Decision Space Structure and its Influence upon Post‐Decisional Confidence

Research output: Contribution to journalArticlepeer-review


All decisions are inevitably accompanied by a certain degree of confidence. It is assumed that during a compensatory‐multi‐attribute utility decision process, a cognitive structure, named Decision Space (DS) is formed. This includes cognitive representations of the offered alternatives and of an “ideal” alternative in the form of sets of meaning values. Psychological distances can be “calculated” among all the alternatives. It is hypothesized that Post‐Decisional Confidence (PDC) is dependent upon DS structure. PDC is higher when the distance of the chosen alternative from the “ideal” alternative (δ) is minimal, and when the distances of the non‐chosen alternatives from the “ideal” alternative (δ) is maximal. 46 subjects participated in a decision‐making experiment designed to test this hypothesis. The results supported our hypothesis. It was also found that d and δ have differing degrees of influence on PDC, and that this differential influence is dependent upon the relevance of each for the specific decision. Some theoretical implications of DS were discussed. 1984 Australian Psychological Society

Original languageEnglish
Pages (from-to)47-56
Number of pages10
JournalAustralian Journal of Psychology
Issue number1
StatePublished - Apr 1984

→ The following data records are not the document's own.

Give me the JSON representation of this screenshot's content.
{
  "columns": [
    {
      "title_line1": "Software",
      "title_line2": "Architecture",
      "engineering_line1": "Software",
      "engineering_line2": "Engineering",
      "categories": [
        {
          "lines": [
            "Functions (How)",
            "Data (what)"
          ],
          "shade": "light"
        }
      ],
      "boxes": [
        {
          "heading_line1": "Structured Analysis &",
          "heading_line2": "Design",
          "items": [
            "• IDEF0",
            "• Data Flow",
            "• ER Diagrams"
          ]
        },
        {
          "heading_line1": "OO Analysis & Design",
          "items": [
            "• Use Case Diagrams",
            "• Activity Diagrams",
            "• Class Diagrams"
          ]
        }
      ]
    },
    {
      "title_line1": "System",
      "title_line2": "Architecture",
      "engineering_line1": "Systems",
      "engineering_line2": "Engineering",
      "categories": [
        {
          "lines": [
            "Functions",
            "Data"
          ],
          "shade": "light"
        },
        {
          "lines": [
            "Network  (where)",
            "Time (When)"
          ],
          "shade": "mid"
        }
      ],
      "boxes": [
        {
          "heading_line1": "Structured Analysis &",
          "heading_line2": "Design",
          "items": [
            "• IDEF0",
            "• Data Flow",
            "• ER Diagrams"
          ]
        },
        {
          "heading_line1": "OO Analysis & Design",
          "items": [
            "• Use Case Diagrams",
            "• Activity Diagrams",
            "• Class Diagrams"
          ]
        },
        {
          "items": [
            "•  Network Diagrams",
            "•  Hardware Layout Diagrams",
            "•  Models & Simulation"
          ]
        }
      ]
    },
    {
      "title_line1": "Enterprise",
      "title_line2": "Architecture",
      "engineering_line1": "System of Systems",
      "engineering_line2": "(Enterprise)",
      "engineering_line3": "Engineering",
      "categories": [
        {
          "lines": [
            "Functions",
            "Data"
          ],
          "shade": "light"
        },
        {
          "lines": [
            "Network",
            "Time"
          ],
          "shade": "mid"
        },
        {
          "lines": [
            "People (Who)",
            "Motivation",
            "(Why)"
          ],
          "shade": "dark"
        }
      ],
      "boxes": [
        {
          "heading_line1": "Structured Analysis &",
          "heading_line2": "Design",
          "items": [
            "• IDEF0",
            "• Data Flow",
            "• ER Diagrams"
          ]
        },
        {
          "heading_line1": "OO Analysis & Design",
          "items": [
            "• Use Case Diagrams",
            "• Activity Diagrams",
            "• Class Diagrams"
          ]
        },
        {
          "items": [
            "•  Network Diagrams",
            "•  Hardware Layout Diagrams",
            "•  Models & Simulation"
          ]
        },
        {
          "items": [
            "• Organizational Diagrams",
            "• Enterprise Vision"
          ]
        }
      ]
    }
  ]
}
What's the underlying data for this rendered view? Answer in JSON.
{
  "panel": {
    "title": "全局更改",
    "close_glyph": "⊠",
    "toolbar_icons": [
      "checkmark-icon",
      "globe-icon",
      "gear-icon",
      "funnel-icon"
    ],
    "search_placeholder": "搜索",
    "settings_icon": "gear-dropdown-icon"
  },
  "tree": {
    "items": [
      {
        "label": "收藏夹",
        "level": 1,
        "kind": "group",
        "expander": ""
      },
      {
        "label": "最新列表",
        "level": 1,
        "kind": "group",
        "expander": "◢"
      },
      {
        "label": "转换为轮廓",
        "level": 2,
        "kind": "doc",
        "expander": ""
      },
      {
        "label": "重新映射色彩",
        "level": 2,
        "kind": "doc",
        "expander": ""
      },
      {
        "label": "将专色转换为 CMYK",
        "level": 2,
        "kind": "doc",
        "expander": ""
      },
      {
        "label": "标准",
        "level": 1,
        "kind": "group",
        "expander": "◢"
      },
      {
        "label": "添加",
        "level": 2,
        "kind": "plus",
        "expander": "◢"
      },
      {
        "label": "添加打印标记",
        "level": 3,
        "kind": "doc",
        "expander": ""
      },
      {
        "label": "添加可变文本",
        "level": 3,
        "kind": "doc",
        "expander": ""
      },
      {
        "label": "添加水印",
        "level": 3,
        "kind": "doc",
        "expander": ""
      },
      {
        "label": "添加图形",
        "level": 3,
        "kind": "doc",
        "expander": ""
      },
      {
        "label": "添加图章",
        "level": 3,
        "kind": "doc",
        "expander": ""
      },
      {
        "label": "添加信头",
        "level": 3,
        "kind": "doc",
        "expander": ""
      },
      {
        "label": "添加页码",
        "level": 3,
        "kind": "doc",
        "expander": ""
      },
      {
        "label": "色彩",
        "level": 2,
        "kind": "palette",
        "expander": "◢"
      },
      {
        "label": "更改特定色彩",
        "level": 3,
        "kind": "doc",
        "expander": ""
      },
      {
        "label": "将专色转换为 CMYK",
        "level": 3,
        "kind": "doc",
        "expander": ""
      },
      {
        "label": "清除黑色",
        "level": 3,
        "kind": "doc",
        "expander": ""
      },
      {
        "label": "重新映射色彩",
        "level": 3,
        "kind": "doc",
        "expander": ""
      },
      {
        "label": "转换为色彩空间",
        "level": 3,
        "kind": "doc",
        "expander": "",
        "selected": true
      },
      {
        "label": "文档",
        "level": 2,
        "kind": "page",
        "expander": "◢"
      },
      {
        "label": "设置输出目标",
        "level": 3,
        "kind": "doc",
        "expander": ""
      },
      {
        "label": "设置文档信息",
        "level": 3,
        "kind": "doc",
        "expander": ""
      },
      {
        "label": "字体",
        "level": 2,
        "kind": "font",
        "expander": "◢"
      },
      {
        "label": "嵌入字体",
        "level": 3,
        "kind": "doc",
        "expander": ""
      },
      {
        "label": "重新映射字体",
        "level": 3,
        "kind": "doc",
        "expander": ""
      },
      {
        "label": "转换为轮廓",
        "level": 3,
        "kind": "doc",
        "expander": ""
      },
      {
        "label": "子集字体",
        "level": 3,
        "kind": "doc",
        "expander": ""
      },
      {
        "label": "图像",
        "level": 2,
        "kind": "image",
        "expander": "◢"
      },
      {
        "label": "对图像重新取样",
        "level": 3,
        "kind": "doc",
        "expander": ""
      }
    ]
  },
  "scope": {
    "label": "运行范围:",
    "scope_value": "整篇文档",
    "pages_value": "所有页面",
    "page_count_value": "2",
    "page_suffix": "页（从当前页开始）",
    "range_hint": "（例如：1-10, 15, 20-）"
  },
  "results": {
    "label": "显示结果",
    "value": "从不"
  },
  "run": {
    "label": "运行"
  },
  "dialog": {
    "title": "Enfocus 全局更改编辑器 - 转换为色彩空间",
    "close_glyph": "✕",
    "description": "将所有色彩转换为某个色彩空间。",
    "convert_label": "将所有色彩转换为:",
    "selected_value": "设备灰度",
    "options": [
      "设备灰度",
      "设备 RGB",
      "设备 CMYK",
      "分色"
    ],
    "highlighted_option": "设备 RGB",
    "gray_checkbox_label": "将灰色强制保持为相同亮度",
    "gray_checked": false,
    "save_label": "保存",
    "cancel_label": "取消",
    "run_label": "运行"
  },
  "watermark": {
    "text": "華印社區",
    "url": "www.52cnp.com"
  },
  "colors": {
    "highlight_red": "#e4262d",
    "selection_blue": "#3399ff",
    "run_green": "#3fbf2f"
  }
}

Dive into the research topics of 'Decision Space Structure and its Influence upon Post‐Decisional Confidence'. Together they form a unique fingerprint.

Cite this